[YOUR ASSIGNMENT]: The answer must consist of every line from the data that holds the string "this".

Web page and app entries

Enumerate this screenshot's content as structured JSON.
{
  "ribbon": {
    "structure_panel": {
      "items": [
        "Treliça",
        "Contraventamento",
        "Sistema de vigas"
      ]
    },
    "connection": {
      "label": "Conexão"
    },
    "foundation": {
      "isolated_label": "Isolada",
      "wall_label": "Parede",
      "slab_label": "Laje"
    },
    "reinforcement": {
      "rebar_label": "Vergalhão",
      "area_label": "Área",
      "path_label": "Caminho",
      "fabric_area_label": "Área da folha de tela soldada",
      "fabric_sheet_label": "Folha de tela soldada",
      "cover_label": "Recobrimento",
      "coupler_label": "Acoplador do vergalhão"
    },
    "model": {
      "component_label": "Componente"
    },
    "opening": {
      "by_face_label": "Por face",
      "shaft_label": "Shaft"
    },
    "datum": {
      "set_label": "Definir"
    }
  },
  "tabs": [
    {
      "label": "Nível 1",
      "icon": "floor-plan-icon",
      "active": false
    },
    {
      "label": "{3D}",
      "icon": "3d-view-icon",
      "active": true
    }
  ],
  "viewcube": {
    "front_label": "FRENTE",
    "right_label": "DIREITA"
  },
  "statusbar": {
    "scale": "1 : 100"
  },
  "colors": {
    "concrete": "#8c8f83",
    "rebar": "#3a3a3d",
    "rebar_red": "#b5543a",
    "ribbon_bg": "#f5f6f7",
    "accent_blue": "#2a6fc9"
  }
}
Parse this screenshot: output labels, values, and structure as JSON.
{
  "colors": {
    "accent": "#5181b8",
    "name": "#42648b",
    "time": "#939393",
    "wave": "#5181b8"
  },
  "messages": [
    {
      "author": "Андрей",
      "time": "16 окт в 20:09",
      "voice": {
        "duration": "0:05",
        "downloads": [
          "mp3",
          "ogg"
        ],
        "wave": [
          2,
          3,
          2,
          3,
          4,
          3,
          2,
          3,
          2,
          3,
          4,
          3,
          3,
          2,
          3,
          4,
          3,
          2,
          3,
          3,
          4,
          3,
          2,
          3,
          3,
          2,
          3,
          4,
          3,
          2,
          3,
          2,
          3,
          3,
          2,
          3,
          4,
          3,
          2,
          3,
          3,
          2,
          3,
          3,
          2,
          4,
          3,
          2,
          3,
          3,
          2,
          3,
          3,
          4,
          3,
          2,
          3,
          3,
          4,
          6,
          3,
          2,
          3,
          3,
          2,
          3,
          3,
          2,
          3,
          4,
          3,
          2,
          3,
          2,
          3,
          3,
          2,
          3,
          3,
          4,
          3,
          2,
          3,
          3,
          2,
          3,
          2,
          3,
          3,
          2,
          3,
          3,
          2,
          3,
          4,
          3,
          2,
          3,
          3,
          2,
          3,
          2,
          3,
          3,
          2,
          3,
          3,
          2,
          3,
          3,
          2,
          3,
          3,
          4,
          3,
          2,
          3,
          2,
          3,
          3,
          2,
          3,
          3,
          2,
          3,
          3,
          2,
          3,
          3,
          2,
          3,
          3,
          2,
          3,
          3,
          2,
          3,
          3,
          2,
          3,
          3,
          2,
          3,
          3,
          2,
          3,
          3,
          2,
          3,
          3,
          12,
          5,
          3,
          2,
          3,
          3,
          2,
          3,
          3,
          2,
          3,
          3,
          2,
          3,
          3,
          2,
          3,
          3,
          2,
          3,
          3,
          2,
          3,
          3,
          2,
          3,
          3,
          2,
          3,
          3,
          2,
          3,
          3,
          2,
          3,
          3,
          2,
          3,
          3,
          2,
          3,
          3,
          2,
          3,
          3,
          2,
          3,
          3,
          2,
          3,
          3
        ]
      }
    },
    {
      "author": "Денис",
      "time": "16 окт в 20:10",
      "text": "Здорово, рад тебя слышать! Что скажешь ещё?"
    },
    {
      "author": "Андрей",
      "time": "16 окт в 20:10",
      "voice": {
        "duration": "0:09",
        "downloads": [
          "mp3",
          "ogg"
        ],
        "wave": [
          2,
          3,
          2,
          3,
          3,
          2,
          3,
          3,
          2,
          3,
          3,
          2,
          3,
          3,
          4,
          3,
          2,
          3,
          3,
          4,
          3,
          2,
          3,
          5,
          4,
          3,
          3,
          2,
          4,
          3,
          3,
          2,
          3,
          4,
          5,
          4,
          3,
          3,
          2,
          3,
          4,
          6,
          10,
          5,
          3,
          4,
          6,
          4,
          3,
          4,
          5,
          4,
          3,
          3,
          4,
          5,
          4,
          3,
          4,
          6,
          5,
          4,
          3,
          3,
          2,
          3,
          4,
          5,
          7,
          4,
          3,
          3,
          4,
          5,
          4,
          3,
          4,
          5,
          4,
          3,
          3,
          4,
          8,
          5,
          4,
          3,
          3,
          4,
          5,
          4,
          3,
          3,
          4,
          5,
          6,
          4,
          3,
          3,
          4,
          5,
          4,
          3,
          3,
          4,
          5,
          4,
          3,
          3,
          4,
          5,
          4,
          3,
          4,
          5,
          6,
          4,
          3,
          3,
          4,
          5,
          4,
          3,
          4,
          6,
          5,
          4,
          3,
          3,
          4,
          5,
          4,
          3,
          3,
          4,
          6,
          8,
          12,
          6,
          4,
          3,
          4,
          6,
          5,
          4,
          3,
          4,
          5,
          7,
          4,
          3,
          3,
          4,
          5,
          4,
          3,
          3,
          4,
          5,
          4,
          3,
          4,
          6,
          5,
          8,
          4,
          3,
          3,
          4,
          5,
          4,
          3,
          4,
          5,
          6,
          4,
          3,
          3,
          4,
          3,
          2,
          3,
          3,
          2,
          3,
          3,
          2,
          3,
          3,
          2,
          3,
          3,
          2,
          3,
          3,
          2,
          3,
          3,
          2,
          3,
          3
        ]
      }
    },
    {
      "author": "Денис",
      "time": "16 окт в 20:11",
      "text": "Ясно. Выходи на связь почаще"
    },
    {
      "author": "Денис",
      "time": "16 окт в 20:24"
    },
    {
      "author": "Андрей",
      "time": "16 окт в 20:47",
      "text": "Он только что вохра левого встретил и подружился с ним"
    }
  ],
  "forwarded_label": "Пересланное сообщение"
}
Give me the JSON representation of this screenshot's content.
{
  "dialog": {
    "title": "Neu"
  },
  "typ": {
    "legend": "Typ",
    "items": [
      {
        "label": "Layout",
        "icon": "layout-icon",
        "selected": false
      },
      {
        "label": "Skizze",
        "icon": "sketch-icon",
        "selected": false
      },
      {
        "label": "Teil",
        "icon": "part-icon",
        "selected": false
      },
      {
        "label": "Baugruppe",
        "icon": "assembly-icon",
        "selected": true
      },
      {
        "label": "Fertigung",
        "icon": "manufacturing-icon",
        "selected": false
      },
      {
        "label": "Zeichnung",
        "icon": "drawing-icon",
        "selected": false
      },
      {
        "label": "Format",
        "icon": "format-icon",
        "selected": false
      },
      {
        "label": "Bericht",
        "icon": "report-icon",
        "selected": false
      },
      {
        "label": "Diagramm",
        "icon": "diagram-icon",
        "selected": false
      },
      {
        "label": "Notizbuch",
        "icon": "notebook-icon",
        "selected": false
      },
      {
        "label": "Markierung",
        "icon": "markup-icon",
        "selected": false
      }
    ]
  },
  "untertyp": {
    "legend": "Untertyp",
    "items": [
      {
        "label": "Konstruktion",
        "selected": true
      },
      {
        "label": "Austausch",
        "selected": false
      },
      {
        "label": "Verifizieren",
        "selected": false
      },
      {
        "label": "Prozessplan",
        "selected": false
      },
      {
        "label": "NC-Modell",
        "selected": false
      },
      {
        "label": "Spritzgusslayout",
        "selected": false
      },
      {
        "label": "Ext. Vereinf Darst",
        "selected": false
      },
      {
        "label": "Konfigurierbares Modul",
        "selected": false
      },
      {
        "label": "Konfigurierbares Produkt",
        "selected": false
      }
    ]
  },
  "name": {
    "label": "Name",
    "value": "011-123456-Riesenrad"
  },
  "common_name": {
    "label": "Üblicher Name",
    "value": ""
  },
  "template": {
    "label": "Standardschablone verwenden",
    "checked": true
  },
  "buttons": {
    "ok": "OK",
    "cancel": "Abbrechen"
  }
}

[EXERCISE ANSWER]:
Enumerate this screenshot's content as structured JSON.
Parse this screenshot: output labels, values, and structure as JSON.
Give me the JSON representation of this screenshot's content.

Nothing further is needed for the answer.